VMware, which for years has ignored Microsoft's persistent trash talking about its virtualisation products, is finally fighting back.
VMware's Get The Facts website launched Monday with the stated mission of counteracting "Microsoft hyperbole," featuring rebuttals to several of Microsoft's oft-voiced criticisms.
"When it comes to virtualisation and cloud infrastructure, VMware’s competitors are playing catch-up, often making bold unsubstantiated claims," VMware says on the website. "Check out the facts for yourself and learn how Microsoft’s marketing fluff falls short of reality."
In addition to touting its Live Migration as five times faster than Microsoft's, VMware kicks sand at the software giant's latest server virtualisation update.
"Hyper-V R3 will still fall short of vSphere 5 in critical areas like virtual security, storage management and business continuity," the website claims.
One of Microsoft's favorite arguments is that its System Centre server management platform can handle VMware hypervisors, while VMware does not have a corresponding capability.
In VMware's view, System Centre lacks the ability to manage vSphere hosts, clusters or resource pools and also falls short when it comes to provisioning storage and networking.
"System Center Virtual Machine Manager requires vCentre Server to manage vSphere environments, resulting in redundant cost and more complex processes," according to the VMware website.
VMware began fighting back in earnest last month when it cited test results from research firm Principled Technologies, which showed that the combination of vSphere and vCentre Site Recovery Manager is actually cheaper to operate than Hyper-V and System Centre, in terms of the time admins must spend to keep it up and running.
Microsoft, meanwhile, has been trying to chip away at VMware's server virtualisation dominance through creative marketing.
The software giant’s heavily produced "VM-Limited" campaign, which features the anachronistic 1970s character Tad, is meant to highlight VMware’s inability to move beyond its roots in virtualisation and into cloud infrastructure.

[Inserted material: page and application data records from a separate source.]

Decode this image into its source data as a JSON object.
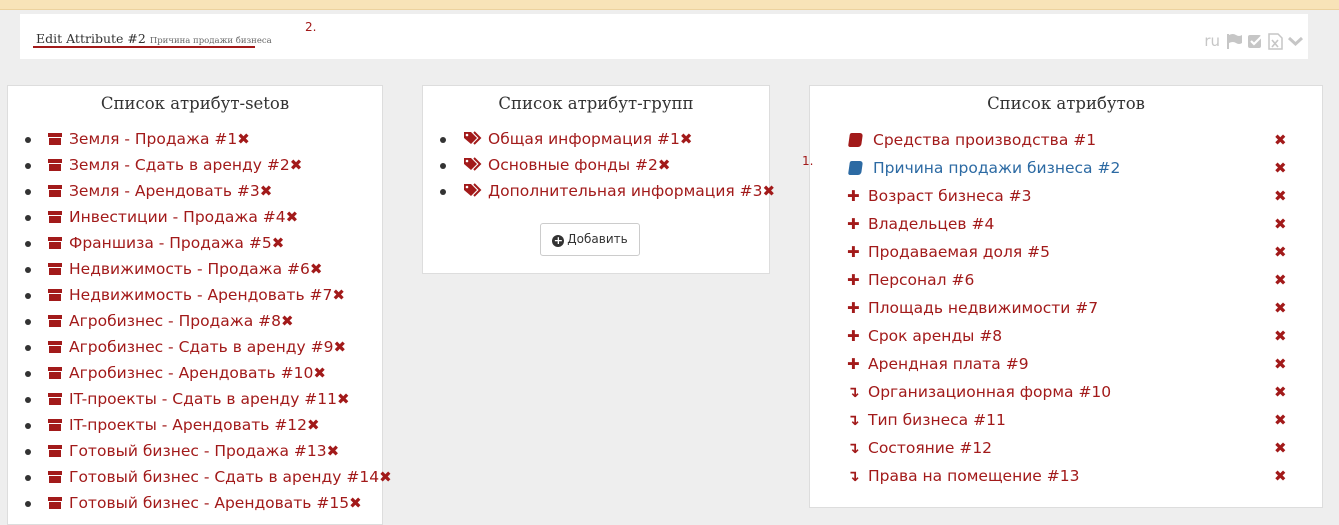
{
  "header": {
    "title": "Edit Attribute #2",
    "subtitle": "Причина продажи бизнеса",
    "annotation": "2.",
    "lang": "ru",
    "icons": [
      "flag-icon",
      "check-square-icon",
      "file-excel-icon",
      "chevron-down-icon"
    ]
  },
  "attribute_sets": {
    "title": "Список атрибут-setов",
    "items": [
      {
        "label": "Земля - Продажа #1"
      },
      {
        "label": "Земля - Сдать в аренду #2"
      },
      {
        "label": "Земля - Арендовать #3"
      },
      {
        "label": "Инвестиции - Продажа #4"
      },
      {
        "label": "Франшиза - Продажа #5"
      },
      {
        "label": "Недвижимость - Продажа #6"
      },
      {
        "label": "Недвижимость - Арендовать #7"
      },
      {
        "label": "Агробизнес - Продажа #8"
      },
      {
        "label": "Агробизнес - Сдать в аренду #9"
      },
      {
        "label": "Агробизнес - Арендовать #10"
      },
      {
        "label": "IT-проекты - Сдать в аренду #11"
      },
      {
        "label": "IT-проекты - Арендовать #12"
      },
      {
        "label": "Готовый бизнес - Продажа #13"
      },
      {
        "label": "Готовый бизнес - Сдать в аренду #14"
      },
      {
        "label": "Готовый бизнес - Арендовать #15"
      }
    ]
  },
  "attribute_groups": {
    "title": "Список атрибут-групп",
    "items": [
      {
        "label": "Общая информация #1"
      },
      {
        "label": "Основные фонды #2"
      },
      {
        "label": "Дополнительная информация #3"
      }
    ],
    "add_button": "Добавить"
  },
  "attributes": {
    "title": "Список атрибутов",
    "annotation": "1.",
    "items": [
      {
        "label": "Средства производства #1",
        "icon": "book-icon"
      },
      {
        "label": "Причина продажи бизнеса #2",
        "icon": "book-icon",
        "active": true
      },
      {
        "label": "Возраст бизнеса #3",
        "icon": "plus-icon"
      },
      {
        "label": "Владельцев #4",
        "icon": "plus-icon"
      },
      {
        "label": "Продаваемая доля #5",
        "icon": "plus-icon"
      },
      {
        "label": "Персонал #6",
        "icon": "plus-icon"
      },
      {
        "label": "Площадь недвижимости #7",
        "icon": "plus-icon"
      },
      {
        "label": "Срок аренды #8",
        "icon": "plus-icon"
      },
      {
        "label": "Арендная плата #9",
        "icon": "plus-icon"
      },
      {
        "label": "Организационная форма #10",
        "icon": "level-down-icon"
      },
      {
        "label": "Тип бизнеса #11",
        "icon": "level-down-icon"
      },
      {
        "label": "Состояние #12",
        "icon": "level-down-icon"
      },
      {
        "label": "Права на помещение #13",
        "icon": "level-down-icon"
      }
    ]
  },
  "colors": {
    "accent": "#a21a1a",
    "active": "#2c6aa3",
    "top_strip": "#f8e3b8"
  }
}
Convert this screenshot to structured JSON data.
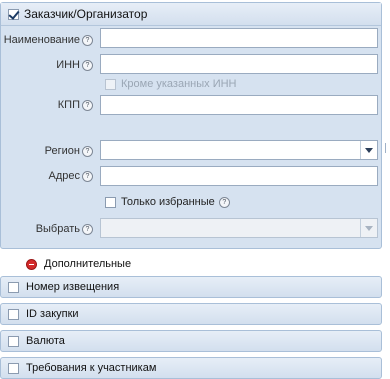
{
  "customer_panel": {
    "title": "Заказчик/Организатор",
    "fields": {
      "name_label": "Наименование",
      "inn_label": "ИНН",
      "except_inn_label": "Кроме указанных ИНН",
      "kpp_label": "КПП",
      "region_label": "Регион",
      "address_label": "Адрес",
      "only_favorites_label": "Только избранные",
      "choose_label": "Выбрать"
    },
    "help_glyph": "?"
  },
  "additional": {
    "label": "Дополнительные"
  },
  "sections": [
    {
      "label": "Номер извещения"
    },
    {
      "label": "ID закупки"
    },
    {
      "label": "Валюта"
    },
    {
      "label": "Требования к участникам"
    }
  ]
}
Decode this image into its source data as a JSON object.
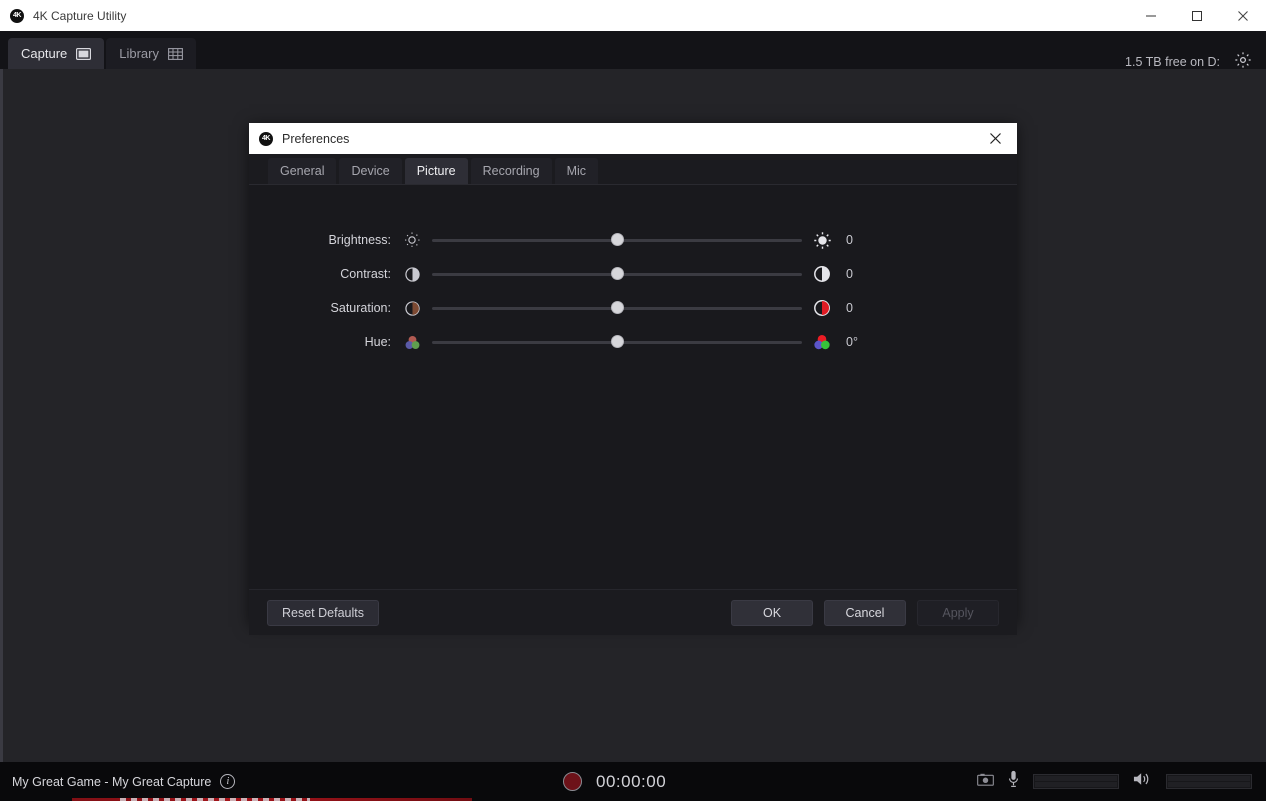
{
  "window": {
    "title": "4K Capture Utility",
    "logo_text": "4K",
    "minimize_label": "Minimize",
    "maximize_label": "Maximize",
    "close_label": "Close"
  },
  "toolbar": {
    "tabs": [
      {
        "label": "Capture",
        "icon": "monitor-icon",
        "active": true
      },
      {
        "label": "Library",
        "icon": "grid-icon",
        "active": false
      }
    ],
    "free_space": "1.5 TB free on D:",
    "settings_icon": "gear-icon"
  },
  "dialog": {
    "logo_text": "4K",
    "title": "Preferences",
    "close_label": "Close",
    "tabs": [
      {
        "label": "General",
        "active": false
      },
      {
        "label": "Device",
        "active": false
      },
      {
        "label": "Picture",
        "active": true
      },
      {
        "label": "Recording",
        "active": false
      },
      {
        "label": "Mic",
        "active": false
      }
    ],
    "settings": [
      {
        "label": "Brightness:",
        "value": "0",
        "position_pct": 50,
        "icon_low": "sun-outline-icon",
        "icon_high": "sun-filled-icon"
      },
      {
        "label": "Contrast:",
        "value": "0",
        "position_pct": 50,
        "icon_low": "contrast-low-icon",
        "icon_high": "contrast-high-icon"
      },
      {
        "label": "Saturation:",
        "value": "0",
        "position_pct": 50,
        "icon_low": "saturation-low-icon",
        "icon_high": "saturation-high-icon"
      },
      {
        "label": "Hue:",
        "value": "0°",
        "position_pct": 50,
        "icon_low": "hue-low-icon",
        "icon_high": "hue-high-icon"
      }
    ],
    "buttons": {
      "reset": "Reset Defaults",
      "ok": "OK",
      "cancel": "Cancel",
      "apply": "Apply"
    }
  },
  "statusbar": {
    "capture_title": "My Great Game - My Great Capture",
    "info_icon": "info-icon",
    "info_glyph": "i",
    "record_icon": "record-icon",
    "timer": "00:00:00",
    "snapshot_icon": "camera-icon",
    "mic_icon": "microphone-icon",
    "speaker_icon": "speaker-icon"
  },
  "colors": {
    "accent_red": "#b5151c",
    "panel": "#1b1b1f",
    "preview": "#242428",
    "knob": "#d6d6da"
  }
}
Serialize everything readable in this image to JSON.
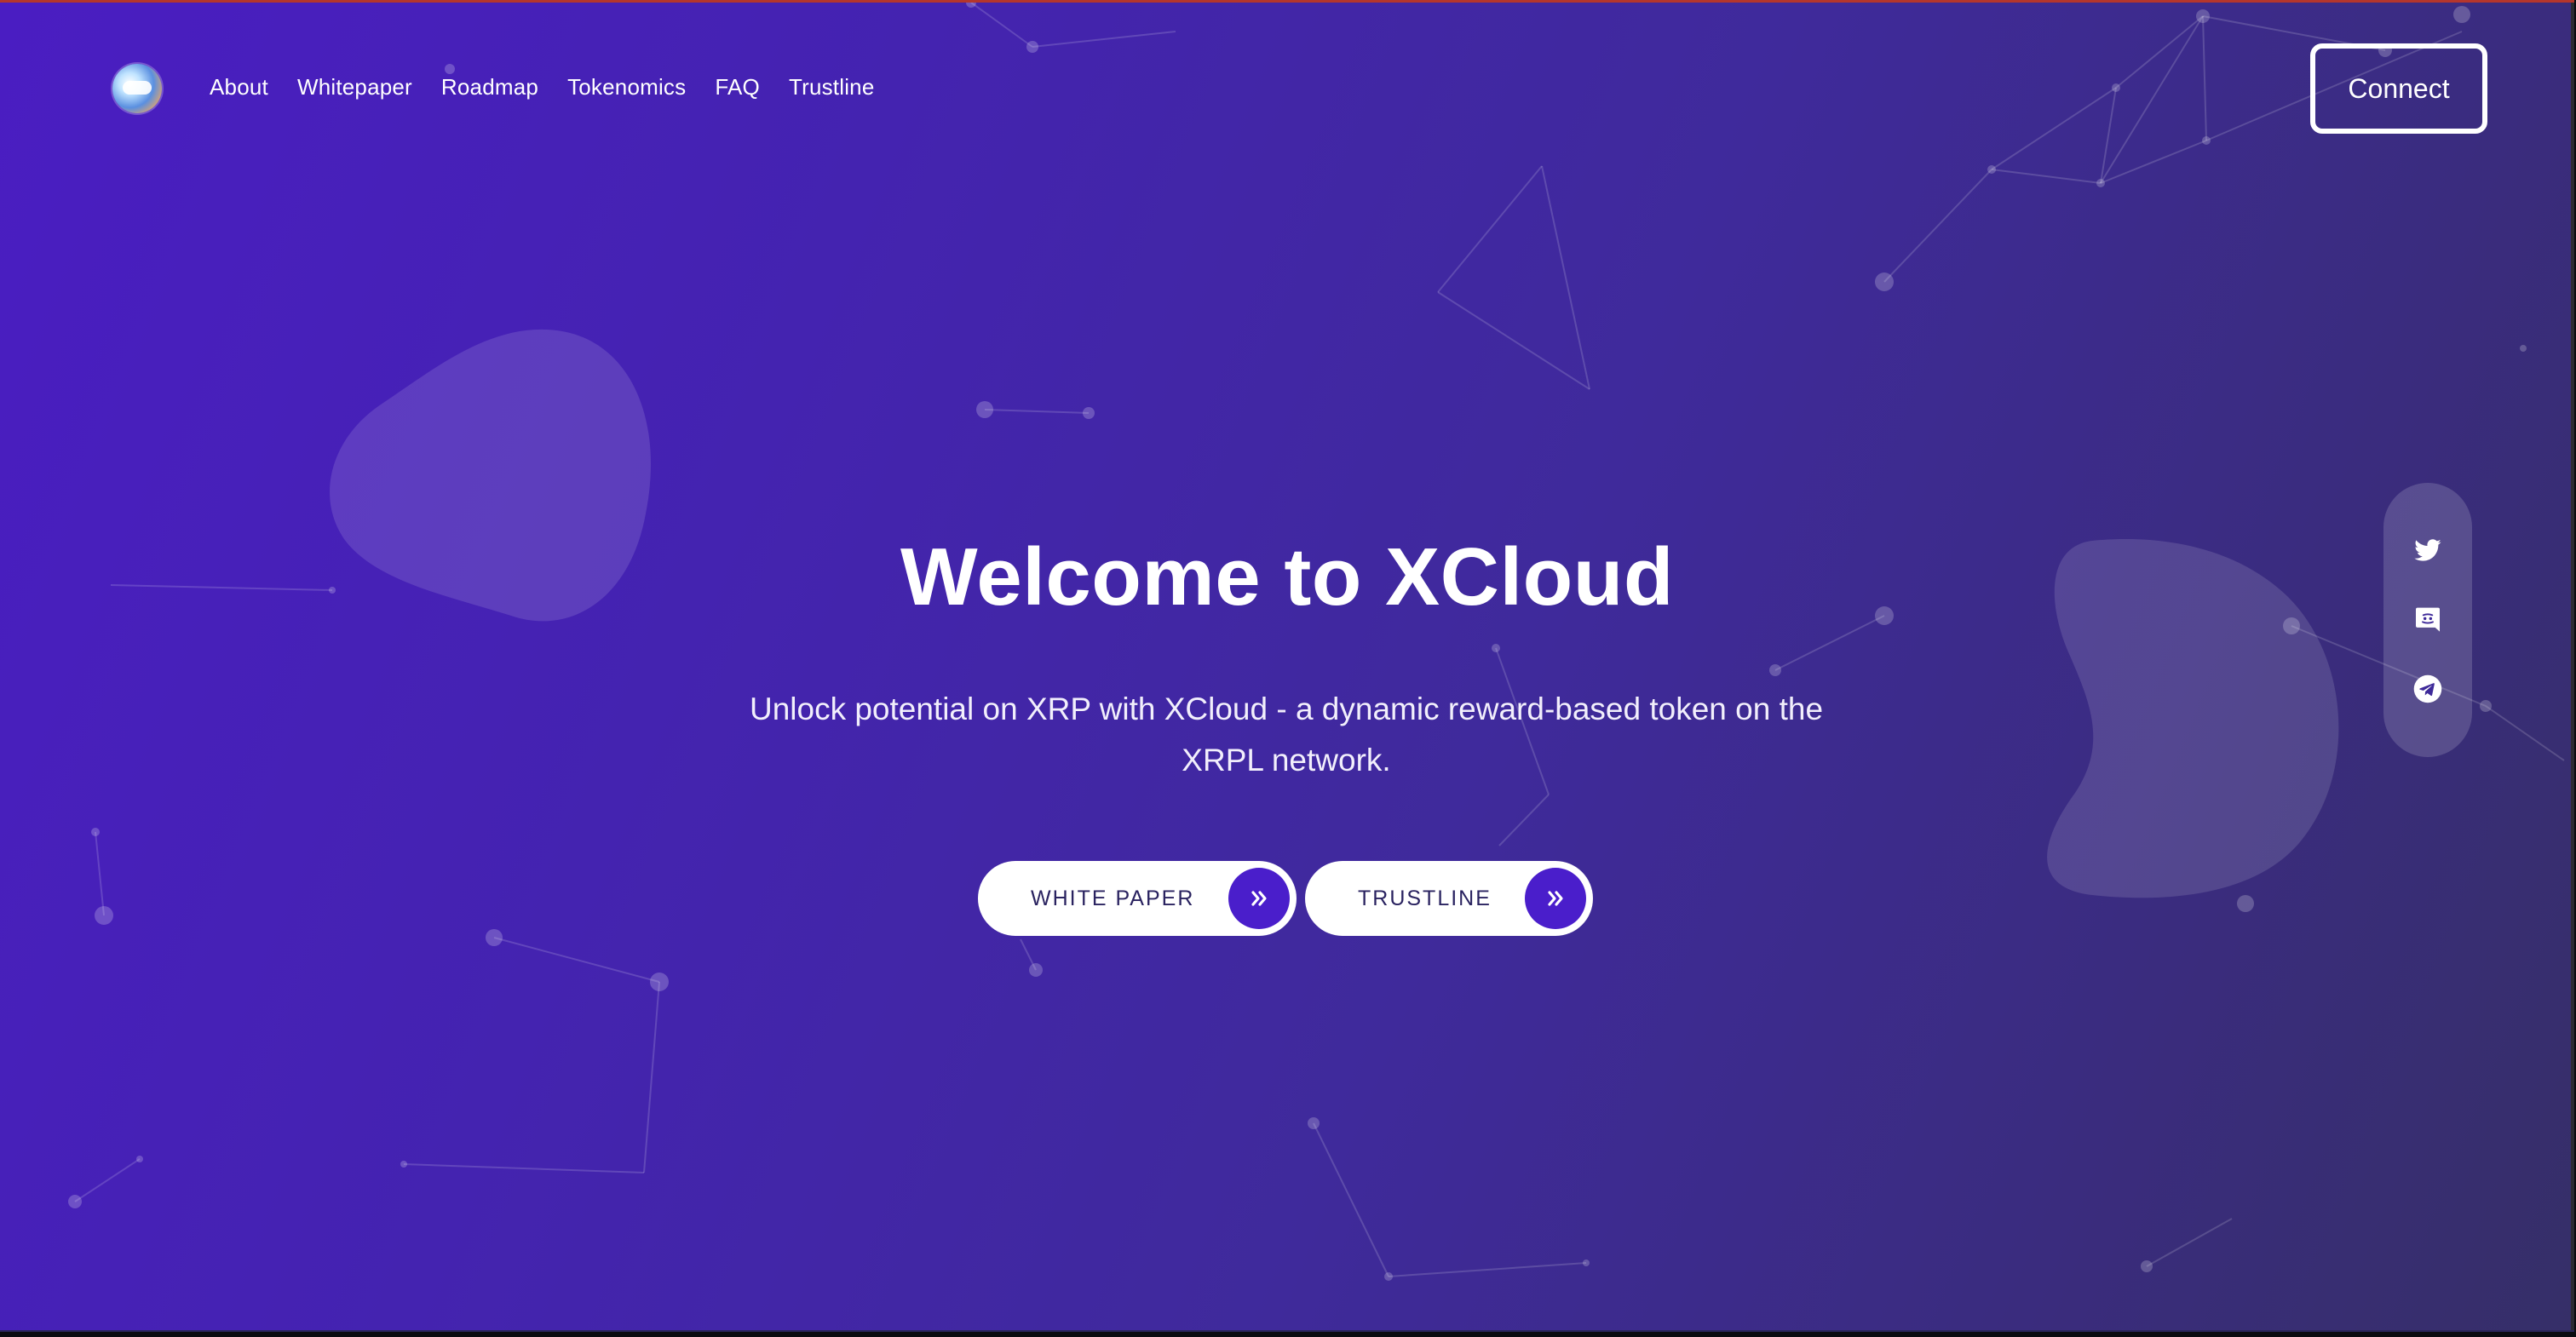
{
  "nav": {
    "logo_icon": "xcloud-logo",
    "items": [
      {
        "label": "About"
      },
      {
        "label": "Whitepaper"
      },
      {
        "label": "Roadmap"
      },
      {
        "label": "Tokenomics"
      },
      {
        "label": "FAQ"
      },
      {
        "label": "Trustline"
      }
    ],
    "connect_label": "Connect"
  },
  "hero": {
    "title": "Welcome to XCloud",
    "subtitle": "Unlock potential on XRP with XCloud - a dynamic reward-based token on the XRPL network.",
    "buttons": [
      {
        "label": "WHITE PAPER",
        "icon": "double-chevron-right-icon"
      },
      {
        "label": "TRUSTLINE",
        "icon": "double-chevron-right-icon"
      }
    ]
  },
  "social": [
    {
      "icon": "twitter-icon"
    },
    {
      "icon": "discord-icon"
    },
    {
      "icon": "telegram-icon"
    }
  ],
  "colors": {
    "gradient_start": "#4a1dc2",
    "gradient_end": "#362f68",
    "accent": "#4a1ecb",
    "text": "#ffffff",
    "button_text": "#2a2360"
  }
}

VMware sticks to high road
Microsoft enjoys injecting humor into its VMware bashing, but turnabout is fair play. In a blog post earlier this week, VMware quoted American Statesman Benjamin Franklin's saying "one today is worth two tomorrows" in reference to Microsoft's tendency to talk about products and features well in advance of their launch.
Windows Server 2012 with Hyper-V, and a release of System Centre 2012 that will support all its new features, are not yet available.
"Amid all of the talk of Windows Server 2012 and the coming release of Hyper-V, it can get awfully confusing about what is actually here today and what is coming in the future," VMware says in the blog post.
Microsoft and VMware have a symbiotic relationship, but two companies' rivalry is intensifying as each vies to become the dominant software player in the cloud.
VMware was at Microsoft's TechEd conference this week, bu reports have emerged Microsoft is not permitting it to attend its Worldwide Partner Conference next month.
Microsoft is also banning Google, Salesforce and Oracle.
This article originally appeared at crn.com
Issue: 315 | May 2013
Access CRN's extensive online resources including; email bulletins, community discussions and unique online news.
Processing registration... Please wait.
This process can take up to a minute to complete.
A confirmation email has been sent to your email address - SUPPLIED GOES EMAIL HERE. Please click on the link in the email to verify your email address. You need to verify your email before you can log on to the CRN website or start posting comments on articles.
If you do not receive your confirmation email within the next few minutes, it may be because the email has been captured by a junk mail filter. Please ensure you add the domain '@crn.com.au' to your white-listed senders.